__TASK ITEM__. Where a line below holds the string "game", that line goes into the answer.

__SOURCE RECORDS__.
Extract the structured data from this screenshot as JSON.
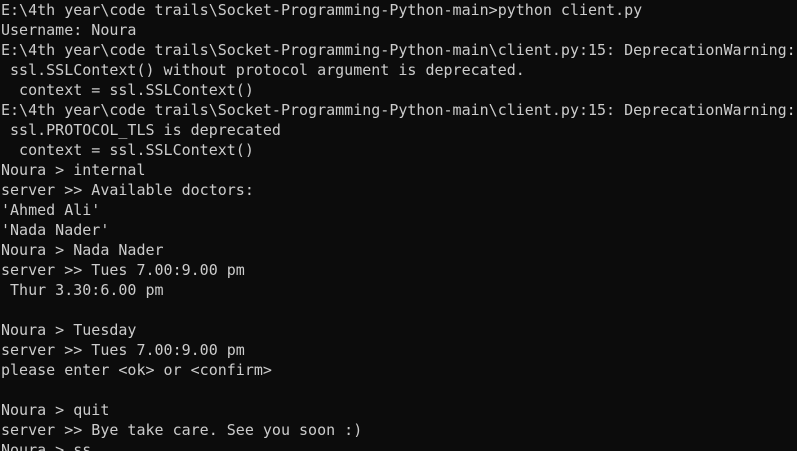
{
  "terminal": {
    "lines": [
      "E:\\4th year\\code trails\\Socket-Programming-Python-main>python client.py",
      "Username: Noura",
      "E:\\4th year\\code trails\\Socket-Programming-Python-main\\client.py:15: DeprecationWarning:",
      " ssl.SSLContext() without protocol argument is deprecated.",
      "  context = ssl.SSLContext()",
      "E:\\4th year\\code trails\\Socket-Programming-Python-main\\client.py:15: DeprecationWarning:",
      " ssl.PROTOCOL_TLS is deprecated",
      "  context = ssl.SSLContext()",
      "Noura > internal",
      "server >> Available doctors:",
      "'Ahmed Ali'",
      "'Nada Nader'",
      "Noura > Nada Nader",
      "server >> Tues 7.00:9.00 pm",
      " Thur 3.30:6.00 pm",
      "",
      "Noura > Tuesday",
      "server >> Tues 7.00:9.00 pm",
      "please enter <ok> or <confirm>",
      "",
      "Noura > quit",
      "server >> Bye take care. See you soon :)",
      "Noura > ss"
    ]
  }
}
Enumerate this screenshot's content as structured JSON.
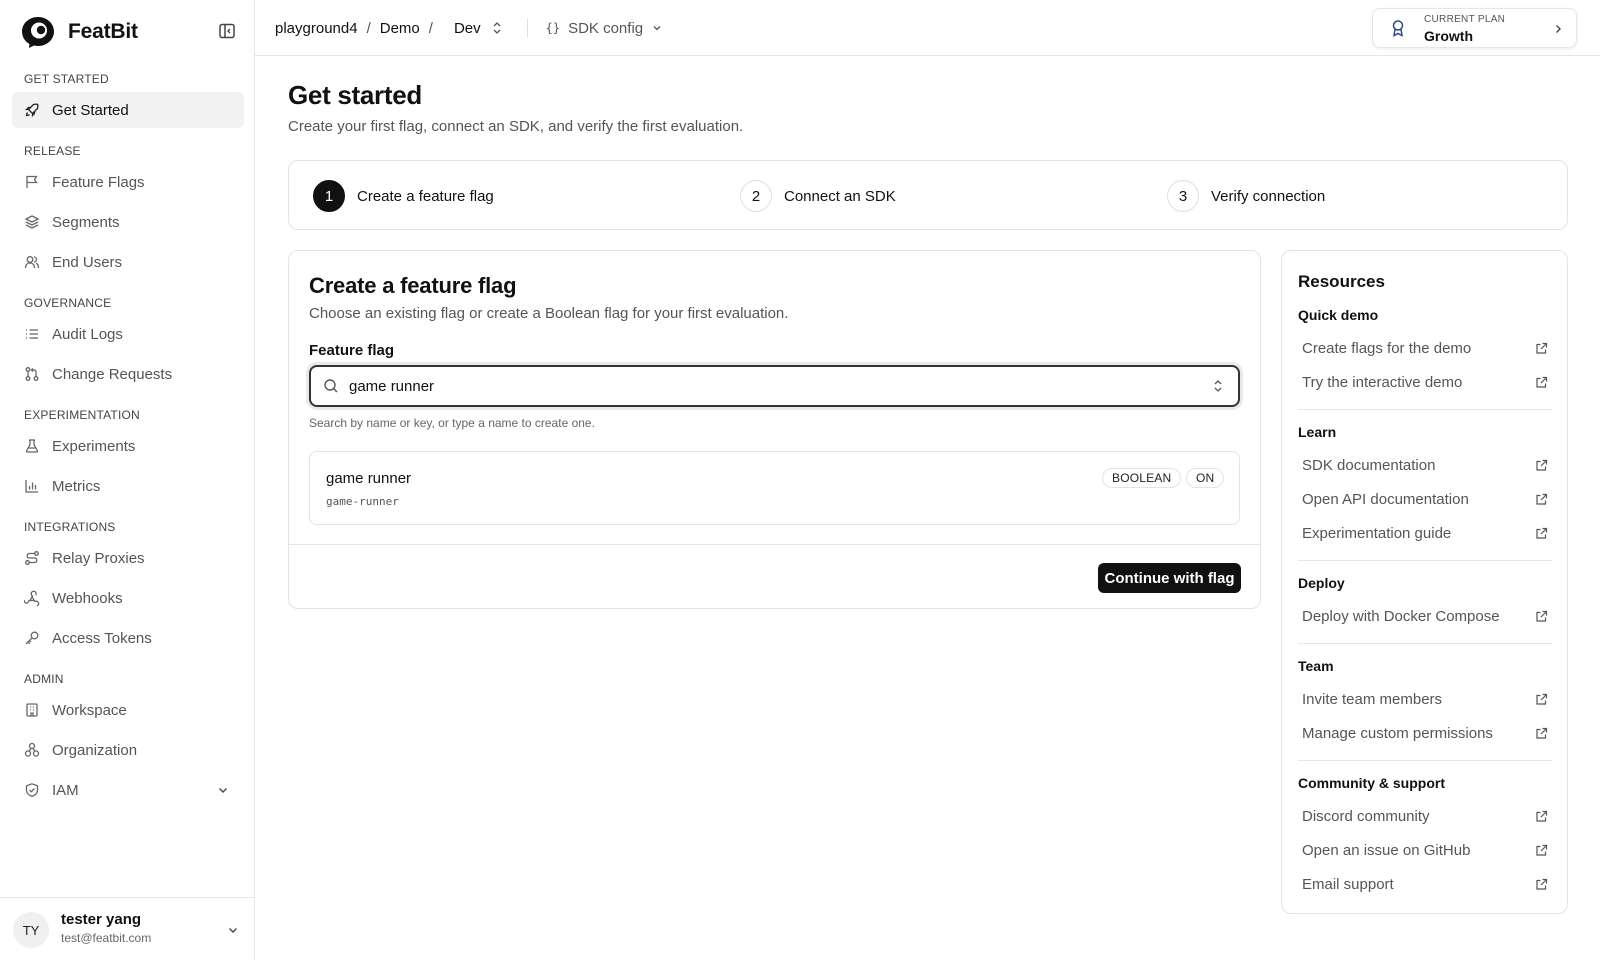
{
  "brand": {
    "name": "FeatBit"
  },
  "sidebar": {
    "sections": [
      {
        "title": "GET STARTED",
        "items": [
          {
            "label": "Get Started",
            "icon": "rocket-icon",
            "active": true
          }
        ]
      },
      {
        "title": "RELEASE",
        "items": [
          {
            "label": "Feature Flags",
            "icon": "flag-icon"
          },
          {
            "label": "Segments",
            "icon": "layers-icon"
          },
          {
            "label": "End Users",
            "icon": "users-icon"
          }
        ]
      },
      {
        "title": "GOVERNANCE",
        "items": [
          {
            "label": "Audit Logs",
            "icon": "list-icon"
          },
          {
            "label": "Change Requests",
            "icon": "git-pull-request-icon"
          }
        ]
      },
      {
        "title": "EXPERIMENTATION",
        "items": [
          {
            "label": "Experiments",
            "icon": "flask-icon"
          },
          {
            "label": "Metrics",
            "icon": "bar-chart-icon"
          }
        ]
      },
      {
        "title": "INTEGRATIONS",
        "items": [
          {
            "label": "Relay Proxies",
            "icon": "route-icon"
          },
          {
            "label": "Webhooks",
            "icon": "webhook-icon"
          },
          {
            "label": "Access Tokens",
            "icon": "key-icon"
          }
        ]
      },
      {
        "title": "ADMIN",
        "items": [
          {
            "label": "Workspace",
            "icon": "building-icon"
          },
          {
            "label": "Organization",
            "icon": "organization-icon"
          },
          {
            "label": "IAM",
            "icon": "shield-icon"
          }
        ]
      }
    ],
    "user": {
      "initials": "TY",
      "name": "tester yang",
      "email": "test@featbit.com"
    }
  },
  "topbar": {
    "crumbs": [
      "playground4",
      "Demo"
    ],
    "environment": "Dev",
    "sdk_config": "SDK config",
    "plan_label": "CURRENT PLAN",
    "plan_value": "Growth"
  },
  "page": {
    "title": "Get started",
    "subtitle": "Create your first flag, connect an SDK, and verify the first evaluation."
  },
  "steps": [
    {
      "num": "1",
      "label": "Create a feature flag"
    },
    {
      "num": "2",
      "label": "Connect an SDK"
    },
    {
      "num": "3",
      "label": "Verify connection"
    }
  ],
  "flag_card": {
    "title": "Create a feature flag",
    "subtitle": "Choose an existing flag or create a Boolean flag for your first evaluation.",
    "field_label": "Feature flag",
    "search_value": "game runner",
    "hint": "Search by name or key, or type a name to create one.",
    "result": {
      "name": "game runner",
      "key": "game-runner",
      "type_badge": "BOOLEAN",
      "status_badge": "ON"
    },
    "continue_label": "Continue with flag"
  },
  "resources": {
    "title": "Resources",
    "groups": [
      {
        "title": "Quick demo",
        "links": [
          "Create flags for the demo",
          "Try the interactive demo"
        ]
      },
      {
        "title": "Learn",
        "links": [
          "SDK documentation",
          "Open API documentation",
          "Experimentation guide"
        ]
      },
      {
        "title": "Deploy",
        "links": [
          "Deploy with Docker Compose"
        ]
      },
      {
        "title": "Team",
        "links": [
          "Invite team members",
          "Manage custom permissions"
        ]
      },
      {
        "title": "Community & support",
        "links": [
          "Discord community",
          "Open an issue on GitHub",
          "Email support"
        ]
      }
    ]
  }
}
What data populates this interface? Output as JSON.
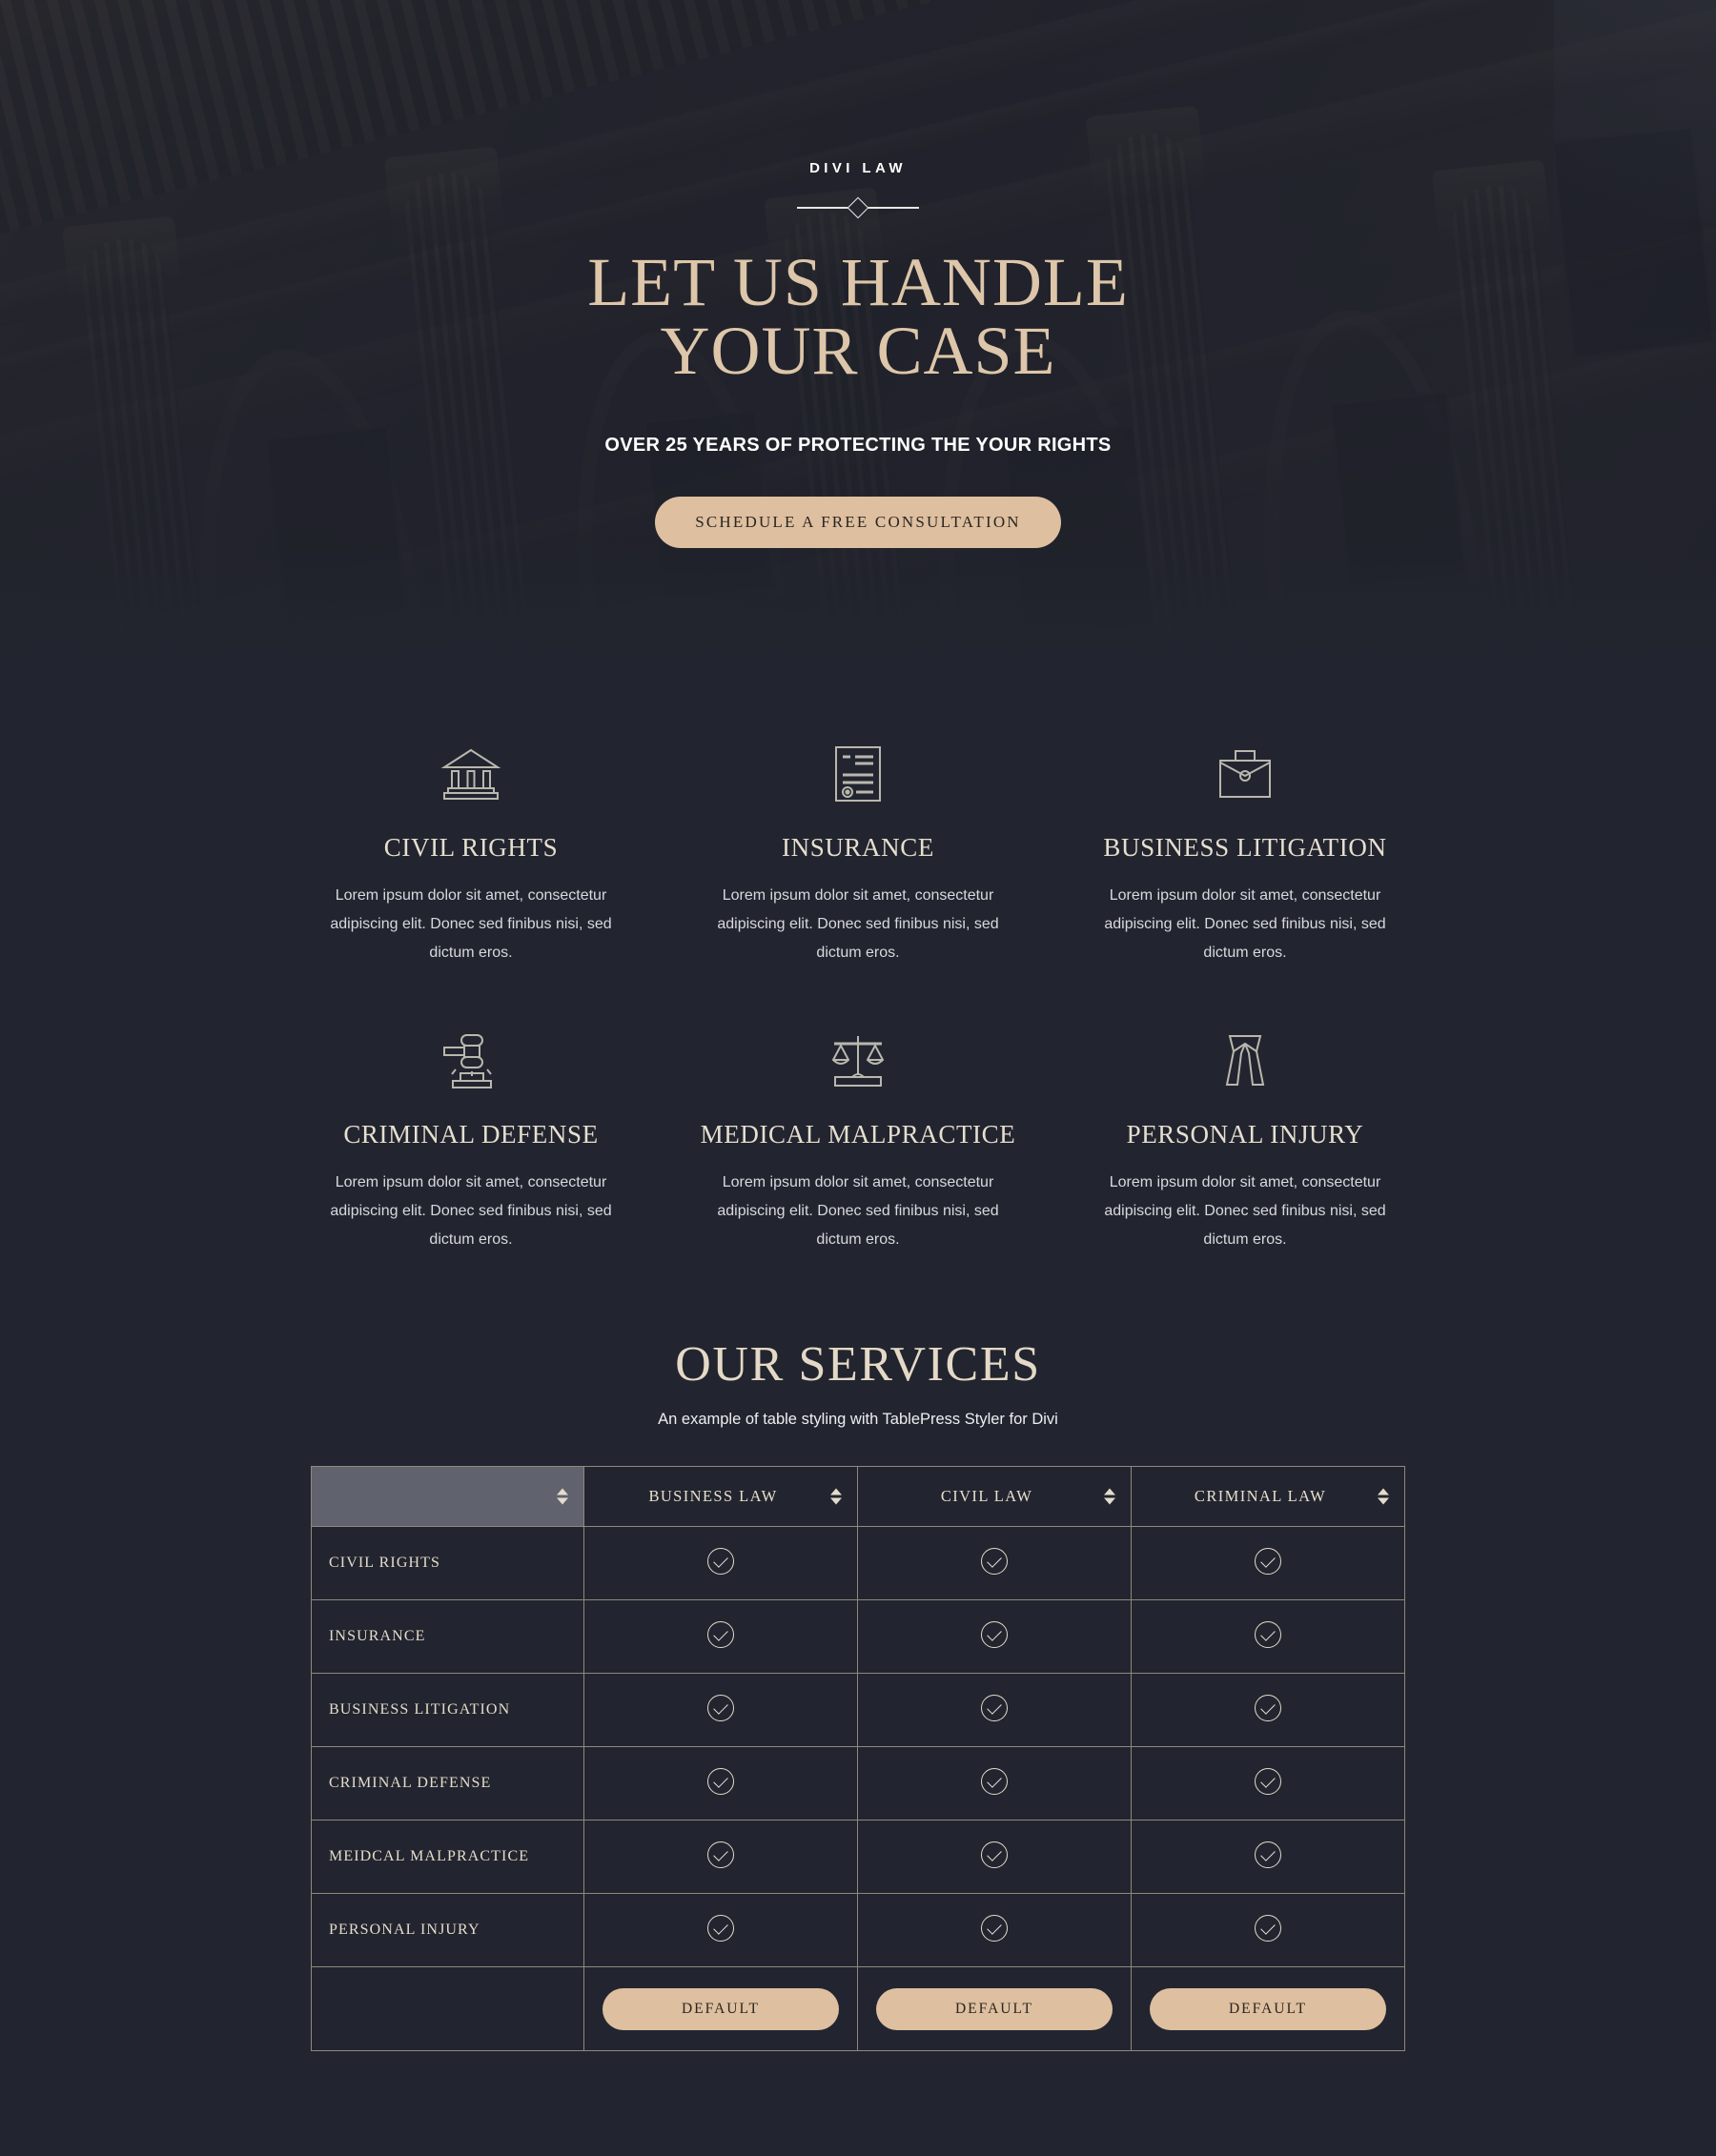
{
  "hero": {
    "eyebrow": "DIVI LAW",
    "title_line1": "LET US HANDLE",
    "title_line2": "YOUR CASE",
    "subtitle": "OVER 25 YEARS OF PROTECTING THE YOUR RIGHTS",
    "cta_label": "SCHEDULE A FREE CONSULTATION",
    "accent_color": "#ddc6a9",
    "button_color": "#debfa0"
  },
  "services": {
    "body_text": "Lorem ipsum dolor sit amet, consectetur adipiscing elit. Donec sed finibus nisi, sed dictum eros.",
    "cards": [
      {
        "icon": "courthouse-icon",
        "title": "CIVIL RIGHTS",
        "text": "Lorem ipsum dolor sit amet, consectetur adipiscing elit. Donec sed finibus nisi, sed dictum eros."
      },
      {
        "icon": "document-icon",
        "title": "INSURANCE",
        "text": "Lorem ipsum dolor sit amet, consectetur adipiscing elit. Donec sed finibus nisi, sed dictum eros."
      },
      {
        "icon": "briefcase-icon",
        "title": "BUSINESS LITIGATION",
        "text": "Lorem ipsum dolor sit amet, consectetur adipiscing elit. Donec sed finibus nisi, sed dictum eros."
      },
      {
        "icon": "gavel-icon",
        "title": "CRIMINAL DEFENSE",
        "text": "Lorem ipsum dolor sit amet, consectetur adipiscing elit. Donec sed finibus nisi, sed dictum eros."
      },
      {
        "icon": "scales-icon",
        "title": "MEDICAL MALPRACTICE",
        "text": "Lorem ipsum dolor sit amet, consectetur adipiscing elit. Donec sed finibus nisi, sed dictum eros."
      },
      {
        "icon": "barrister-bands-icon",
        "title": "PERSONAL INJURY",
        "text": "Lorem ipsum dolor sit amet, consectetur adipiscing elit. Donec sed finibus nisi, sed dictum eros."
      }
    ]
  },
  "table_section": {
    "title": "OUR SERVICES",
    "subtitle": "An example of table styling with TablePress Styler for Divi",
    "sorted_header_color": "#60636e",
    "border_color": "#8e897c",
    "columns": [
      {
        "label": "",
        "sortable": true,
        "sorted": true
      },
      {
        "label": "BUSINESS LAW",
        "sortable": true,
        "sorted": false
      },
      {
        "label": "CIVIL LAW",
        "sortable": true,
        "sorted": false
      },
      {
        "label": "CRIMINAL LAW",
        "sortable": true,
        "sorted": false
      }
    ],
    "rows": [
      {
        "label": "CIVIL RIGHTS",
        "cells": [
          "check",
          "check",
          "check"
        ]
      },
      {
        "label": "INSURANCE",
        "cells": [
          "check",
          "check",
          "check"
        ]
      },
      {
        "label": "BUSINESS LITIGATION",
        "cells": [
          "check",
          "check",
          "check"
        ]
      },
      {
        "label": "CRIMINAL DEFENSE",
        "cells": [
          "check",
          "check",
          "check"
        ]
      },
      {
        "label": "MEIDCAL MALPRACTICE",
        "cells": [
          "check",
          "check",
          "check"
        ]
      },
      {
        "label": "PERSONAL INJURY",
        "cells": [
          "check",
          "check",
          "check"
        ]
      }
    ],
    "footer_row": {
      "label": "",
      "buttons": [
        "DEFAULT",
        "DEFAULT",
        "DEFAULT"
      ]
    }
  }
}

__SOLUTION BELOW__.
    "search_value": "game runner",
      "name": "game runner",
      "key": "game-runner",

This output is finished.